It is the hour at last to replace my face. The archi­tec­ture here is far from reas­sur­ing. Every night we tal­ly the dead, but no one is ever miss­ing. I sat in bed and tried to write this poem. The pup­py nipped at my hand which hung over the side of the bed. I tried some sen­tences, but noth­ing seemed to work the way it should. Imagine me preg­nant and in pro­file and it’ll explain the pres­i­dent. He is the bee in the mat­tress. My cal­en­dar is in order. My clothes clos­et is ship shape. I licked blood from my fin­ger and thought things like, Would I rec­og­nize my obit­u­ary? I felt I want­ed to creep into an arc­tic cave to check the rec­tal tem­per­a­ture of the biggest bear. I thought of all those nev­er famous men. Fame makes you lazy. All you know is ears. All wars are use­less to the dead. That’s when I real­ized my granny called me Flapdoodle and I don’t know two specks about what’s com­ing next. The dog looked at me, head tilt­ed, as if to say we are all carved from the same car­rot. Amy & Valerie hot­ted up my inbox which oth­er­wise was dig­ni­fied and stale. I thought of all my old lovers, how fine they were now. Finally sort­ed out, a hap­py thought for each. Goodbye, girls, good­bye! All my best thoughts limp after you.


Captain Ahab Surveys the Damage at the Press Conference

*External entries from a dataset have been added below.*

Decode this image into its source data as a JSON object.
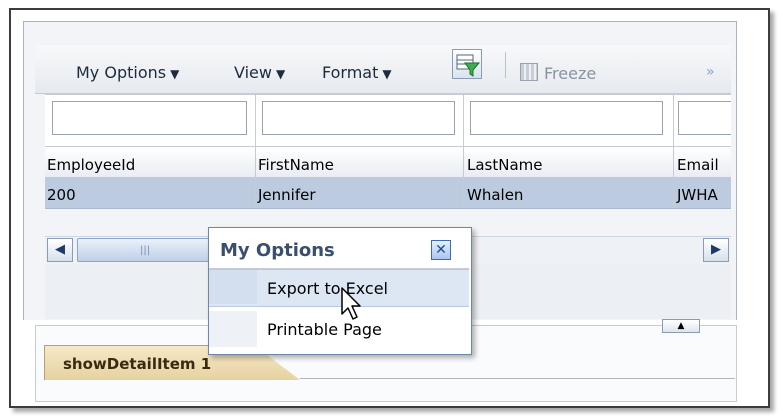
{
  "toolbar": {
    "menus": [
      "My Options",
      "View",
      "Format"
    ],
    "freeze_label": "Freeze",
    "more_symbol": "»"
  },
  "table": {
    "columns": [
      "EmployeeId",
      "FirstName",
      "LastName",
      "Email"
    ],
    "rows": [
      [
        "200",
        "Jennifer",
        "Whalen",
        "JWHA"
      ]
    ]
  },
  "popup": {
    "title": "My Options",
    "items": [
      "Export to Excel",
      "Printable Page"
    ],
    "highlighted_item": "Export to Excel"
  },
  "tab": {
    "label": "showDetailItem 1"
  },
  "icons": {
    "close": "close-icon",
    "filter": "query-filter-icon",
    "freeze": "freeze-columns-icon",
    "scroll_left": "scroll-left-icon",
    "scroll_right": "scroll-right-icon",
    "cursor": "mouse-pointer-icon"
  },
  "colors": {
    "selected_row": "#bccbe0",
    "popup_title": "#3a4e6e",
    "tab": "#e6d2a0"
  }
}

The women in the back wore dead smiles. They all had the supe­ri­or look of peo­ple out of work. A sign hung in the hall­way said, “No sui­cides per­mit­ted here.” Heavy heart­ed cheers arose from the gem col­ored polos in the front. Ahab mount­ed the podi­um like fate into the lone Atlantic. He spoke at length of the per­mit­ting stars which weave round them trag­ic graces. Reporters glared back, cru­ci­fix­ion in their eyes. Ahab’s face was a pale half-a-loaf face. “Avast!” he cried. “Sing out for new stars.” “Will you be requir­ing all Americans to wear masks, sir?” some­one asked. “Mask, flask,” stormed the Captain. Then was heard a ter­rif­ic, loud, ani­mal sob like that of a heart-strick­en moose. It was the Attorney General, hot as Satan’s hoof. “Stand by me,” Starbuck prayed, his Quaker voice atrem­ble. “Hold me, blind me, O ye blessed influ­ences!” Ahab rowed on into the wind. Snowflakes tum­bled in feath­ery con­fu­sion, won­der­ful­ly white against the night, smoth­er­ing the whole dirty, roar­ing, guilty city in inno­cence and silence. Like the unabat­ed Hudson when that noble Northman flows nar­row­ly but unfath­om­ing­ly through Poughkeepsie. The virus was allud­ed to, nev­er men­tioned. But it was the white­ness of the thing that above all appalled, said Flask. “This white­ness,” said the third mate, “keeps her ruins for ever-new.”  “Flask, Flask,” roared Ahab. “Flask is a but­ter­less man.”


Gary Percesepe is the author of eight books, most recent­ly The Winter of J, a poet­ry col­lec­tion pub­lished by Poetry Box. He is Associate Editor at New World Writing. Previously he was an assis­tant fic­tion edi­tor at Antioch Review. His work has appeared in Christian Century, Maine Review, Brevity, Story Quarterly, N + 1, Salon, Mississippi Review, Wigleaf, Westchester Review, PANK, The Millions, Atticus Review, Antioch Review, Solstice, and oth­er places. He resides in White Plains, New York, and teach­es phi­los­o­phy at Fordham University in the Bronx.